Through a new phenomenon called photoshop; magazines, broadcasting, etc. are now able to make each person displayed in advertising contain the perfect proportions. When we flip through magazines, page after page, we find beautiful women, one after another, though each giving us another image of what our body is not. On BBC. com, Tulip Mazumdar wrote an article on the significance of photoshop on today’s society. When she asked a magazine editor to airbrush a photo of her, the results were astounding, “Every blemish vanished from my skin, as did the scar on my forehead.
She whitened my face, lengthened my neck. Changed the shape of my nose, widened my eyes, elongated my legs, sliced off parts of my arms and thighs and narrowed my hips. ” The unrecognizable version of herself that was produced left her feeling selfconscious and awkward. The author even states that the original picture, that she first thought was an attractive picture, suddenly looked tired and chubby compared to the edited version.

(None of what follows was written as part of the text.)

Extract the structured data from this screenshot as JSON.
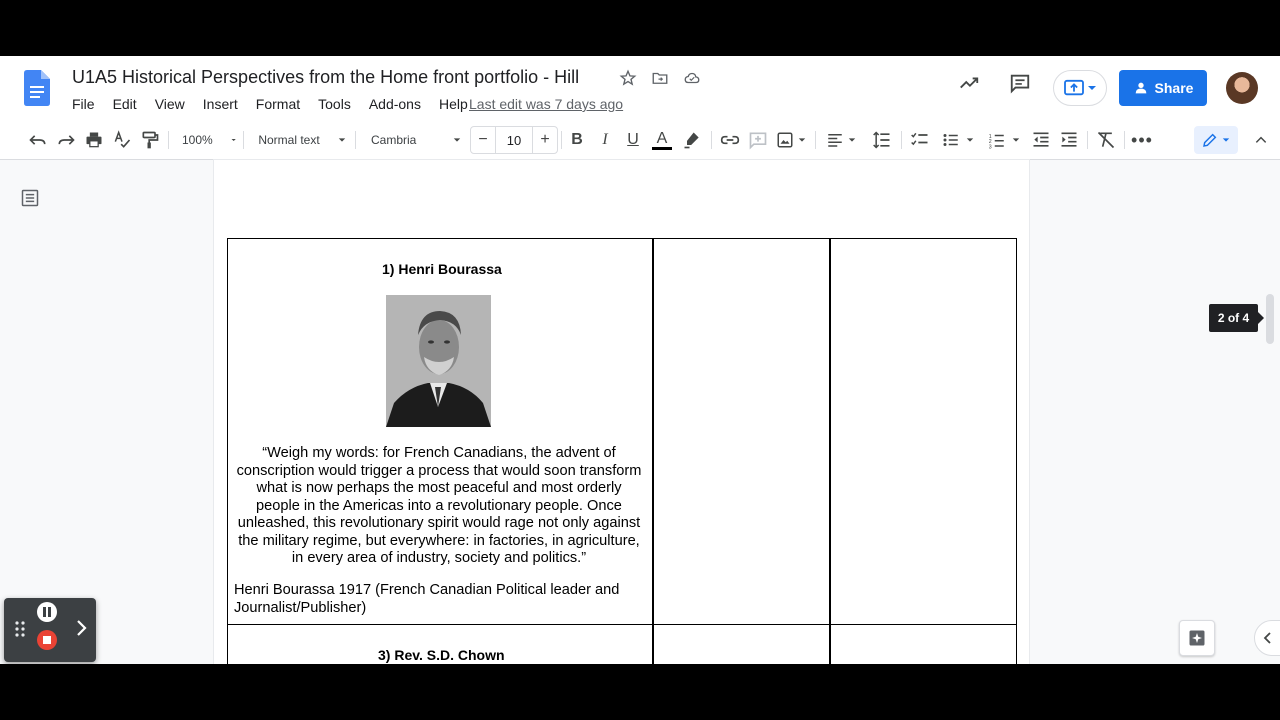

The sensation of photoshopping, driven from the need for perfection, is greatly used in the model industry.
Georgina Wilkin, a former model who developed an eating disorder because of the pressures of the job, recognizes the phenomenon. I’ve had a few times where I’ve worked for a magazine and the magazine’s come out and I hardly even recognize myself. My legs have been skimmed off, my pores have been eliminated, my nose has been straightened. ” This ridiculous editing has even translated into the daily life of children and adults through social media. The article also discussed this and states “(Jemma, 14 years old) edits the ‘selfies’ that she puts on social media… She says,) ‘most of the pictures I put on Instagram or Facebook will be edited. I’ll lighten them, hide spots, things like that. ‘”
The idea of editing pictures in order to give people the right features is an idea that has sprung from humans seeking perfection. The only explanation for this need to alter what real people look like in order to make them more visually pleasing is that humans are continuously striving for perfection, and are desperate to do whatever they can in order to achieve it. Growing up as a teenager in the 21st century, we so often xperience parts growing up in which those before us never were able to. Whether the ability to use our cellphones wherever we choose, or even to google a fact whenever we have a wondering, it’s impossible to deny that the world has changed. So, I decided to interview not only some of my peers, who experience this pressure first hand, but my those who were able to know what it’s like to be a part of both generations. Almost immediately following the beginning of this piece, I decided to ask my peers a few questions on their view on society.
Though each time, I began with the same question: “What do you consider to be an ideal body type? ” I was aware this was a broad question, and I was ready for many different answers. Though the part that intrigued me was that I asked 20 different girls this question, and each different answer included the word “skinny”. In the United States, the average 16-year-old girl is approximately 5 feet 3 inches tall, weights about 138 pounds and has around a 31-inch waist, according to a 2012 report from the Centers for Disease Control and Prevention.